Researchers from The University of Southern Denmark (SDU), Harvard University and University of Helsinki have made an interesting discovery. They’ve found that genes play a role in the development of many types of cancers. Among fraternal twins there is a 37 percent risk that one twin will get cancer, if the other twin has had it. Among identical twins the risk is 46 percent. These findings are based on a large twin study. It’s the most comprehensive in the world ever.
The researches have studied 23 different kinds of cancer. They’ve found an increased incidence among most sets of twins.

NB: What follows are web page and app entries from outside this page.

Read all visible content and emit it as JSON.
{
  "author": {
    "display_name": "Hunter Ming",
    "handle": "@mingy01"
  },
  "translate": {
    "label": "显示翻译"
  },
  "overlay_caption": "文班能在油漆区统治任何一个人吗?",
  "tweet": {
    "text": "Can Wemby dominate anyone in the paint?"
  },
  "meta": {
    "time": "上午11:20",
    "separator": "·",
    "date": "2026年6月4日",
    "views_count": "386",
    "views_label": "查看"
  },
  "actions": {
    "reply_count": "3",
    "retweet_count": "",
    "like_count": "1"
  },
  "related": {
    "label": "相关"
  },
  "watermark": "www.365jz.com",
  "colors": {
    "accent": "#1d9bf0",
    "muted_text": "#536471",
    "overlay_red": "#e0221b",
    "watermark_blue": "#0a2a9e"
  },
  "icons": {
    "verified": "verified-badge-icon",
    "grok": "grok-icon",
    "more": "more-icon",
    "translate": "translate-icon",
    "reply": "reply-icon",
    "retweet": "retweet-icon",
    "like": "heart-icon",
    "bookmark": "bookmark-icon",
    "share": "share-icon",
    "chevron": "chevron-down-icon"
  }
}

“The study gives the closest insight ever in familial lifetime risk for different kinds of cancer. Especially the genes overall importance emerges, also for the more rare cancers. This insight has significance, when we are looking for the initiating factors, enabling us to understand the mechanisms so prevention and treatment may be developed,” says Jacob Hjelmborg. He is professor at Department of Public Health at SDU. He is also one of the authors of the study.
Twins represent us all
“It’s the closest we’ve ever come to an overall understanding of familial factors on various types of cancer,” says Jacob Hjelmborg.
The study is based on 200,000 Nordic twins.
“They uniquely represent all of us in the population. They are part of national registers and provides a basic knowledge useful for e.g. cancer research, including risk assessment and treatment,” he says.
This article has been published with permission from SDU.